NITRO, W.Va. -- The U.S. Occupational Safety and Health Administration on Thursday cited a Nitro chemical plant for a dozen serious violations that regulators said led to a worker's death.
Federal regulators cited AC&S Inc. with 12 violations following an investigation into the death of AC&S worker Rex Wilcoxen, who died after inhaling dangerous gases while working in the plant's railcar cleaning unit on June 25.
Authorities said Wilcoxen was sandblasting the railcar when he suddenly fell over.
When emergency crews arrived, Wilcoxen was unconscious. He was rushed to a nearby hospital and was treated for hazardous gas inhalation, but he died several days later.
Kanawha County fire coordinator C.W. Sigman told the Daily Mail in July that Wilcoxen was wearing a breathing apparatus at the time he collapsed.
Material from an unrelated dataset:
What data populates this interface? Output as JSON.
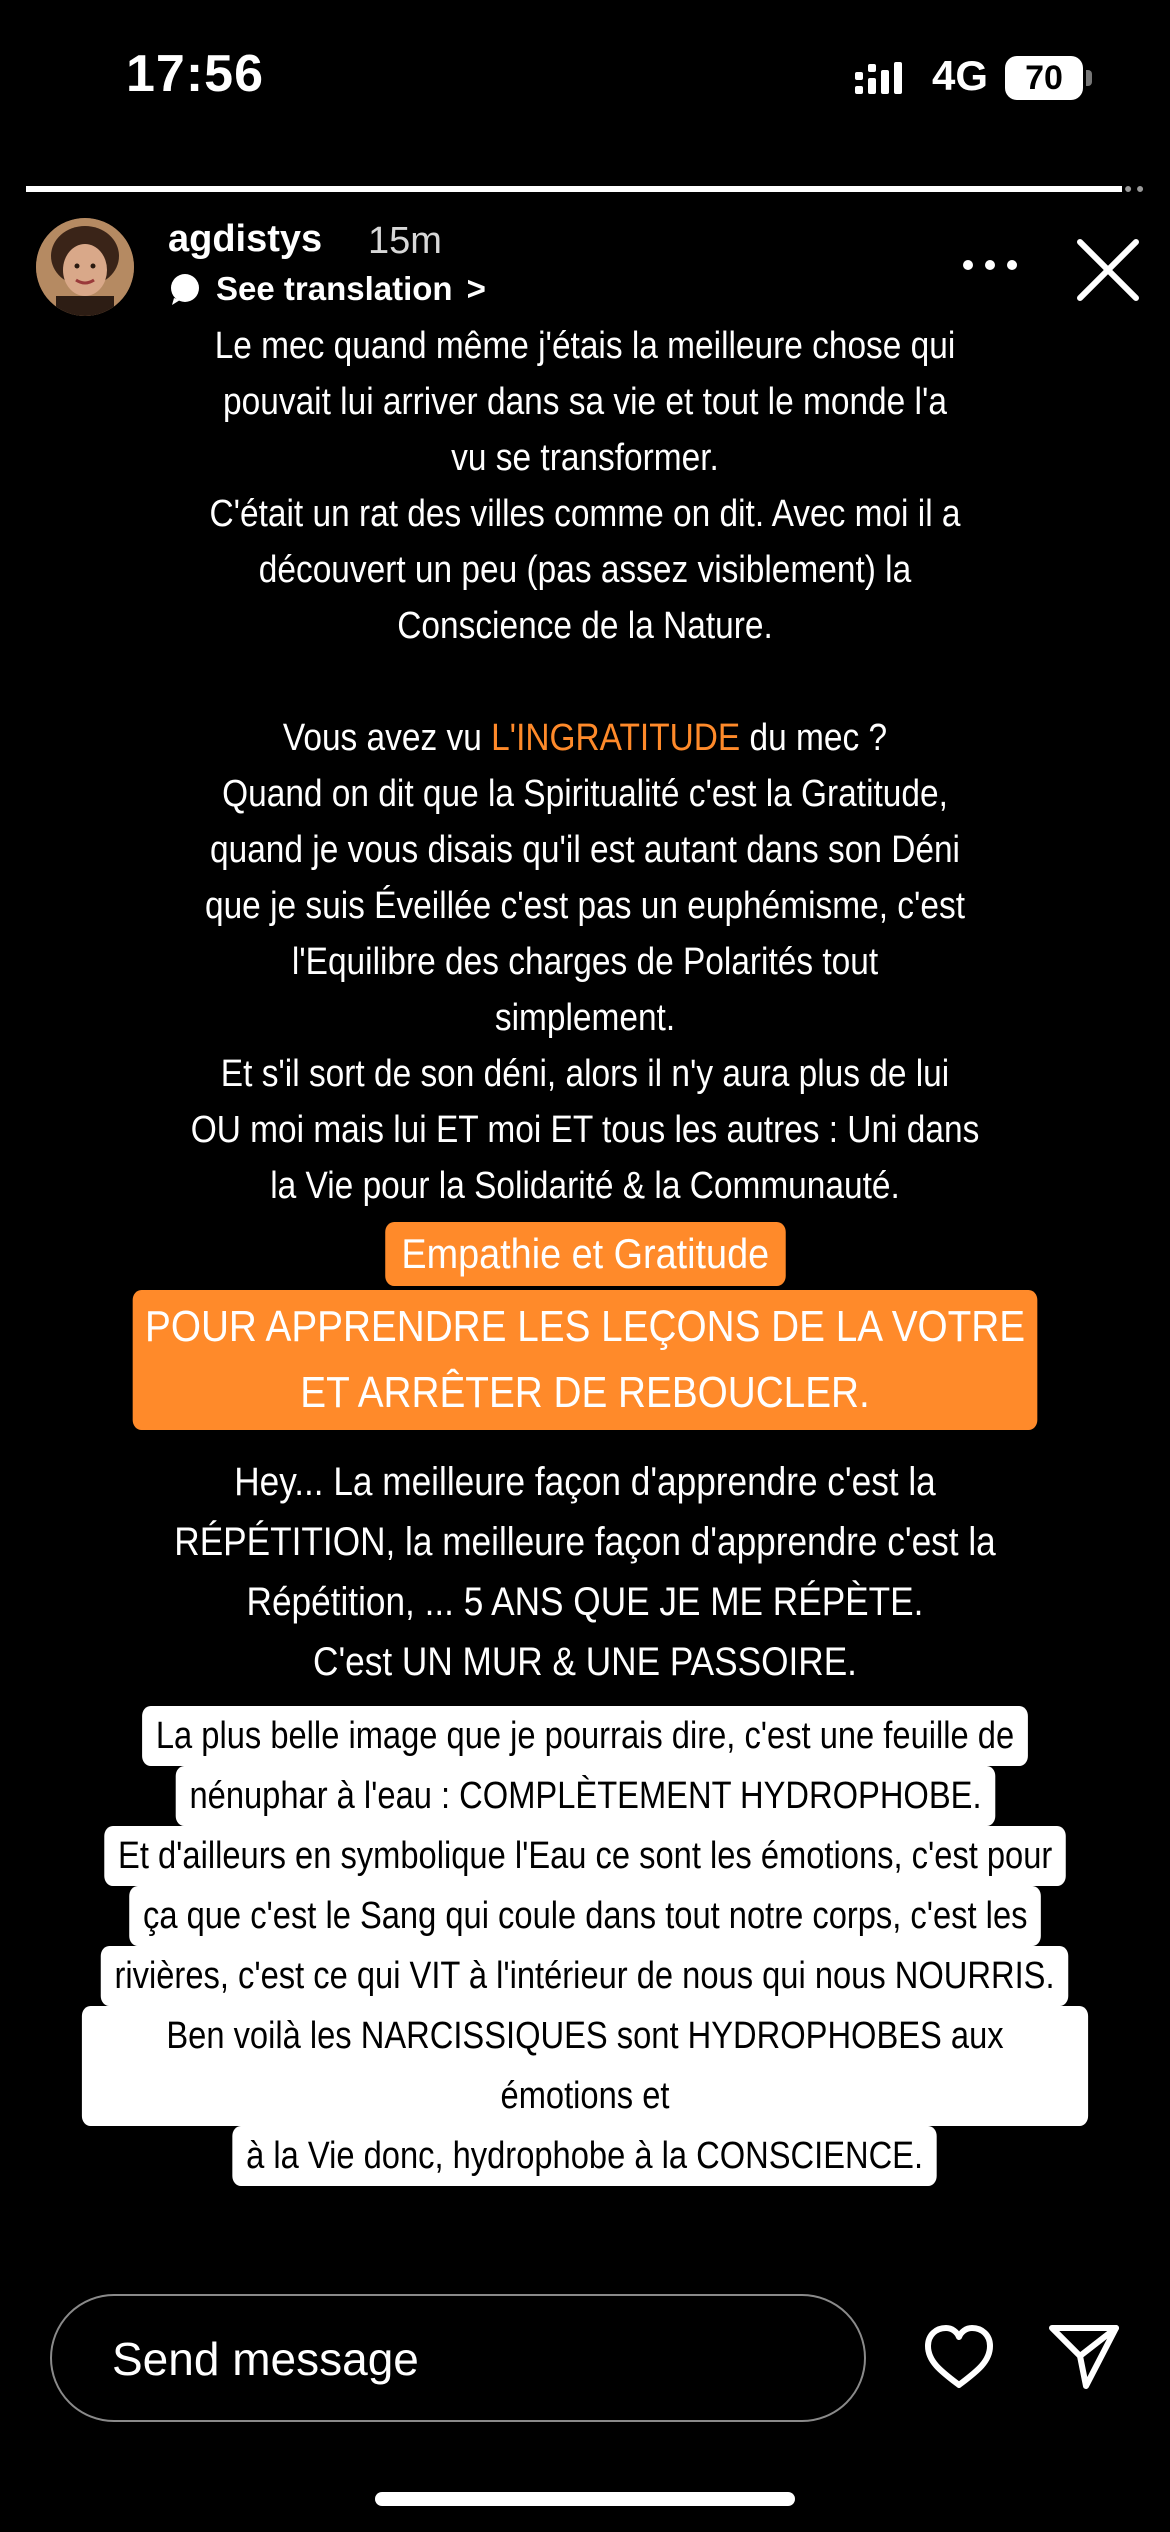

He said no other hazardous chemicals were found at the scene.
Following an investigation into the incident, OSHA officials determined that Wilcoxen collapsed after his breathing apparatus was unintentionally connected to the wrong source.
Instead of connecting his supply line to a source of breathable air, Wilcoxen's supplied air hood was unintentionally connected to a nitrogen gas line.
The nitrogen displaced the available oxygen in Wilcoxen's hood, and he passed out.
Officials cited the company for several serious violations, which are those that lead to substantial probability of death or serious physical harm.
Regulators said AC&S failed to properly label its nitrogen gas lines at connection points, and did not ensure its breathable air couplings were incompatible with other gas systems.
"ACS has a responsibility to ensure that its workers are safeguarded from workplace hazards and by not properly labeling its gas systems failed to protect a worker who ended up losing his life," said Prentice Cline, director of OSHA's Charleston are office.
"That is intolerable," Cline said. "OSHA's standards are designed to prevent this kind of tragic incident."
Other violations say AC&S did not provide training on hazardous chemicals, ensure stairways wider than 44 inches have handrails on each side, provide process safety information and process hazard analysis or document that all equipment complied with recognized and generally accepted good engineering practices.
Regulators have proposed penalties totaling $42,700 against the company. It has 15 days to either comply, request a conference with OSHA officials or contest the penalties with the Occupational Safety and Health Review Commission.
In a statement released Thursday, the company indicated it plans to work with regulators on safety improvements.
"As safety is paramount, we began working with OSHA immediately following the accident to address its concerns and do all that we can to ensure that this type of accident will never happen again," the company said.
"The loss was very difficult for all of us within this small company and our greatest sympathy goes to the family of Rex Wilcoxen," the statement said. "We have counseled and supported our employees as we have dealt with the loss of a friend and co-worker." Contact writer Jared Hunt at email@example.com or 304-348-5148. Follow him at www.Twitter.com/JaredWV.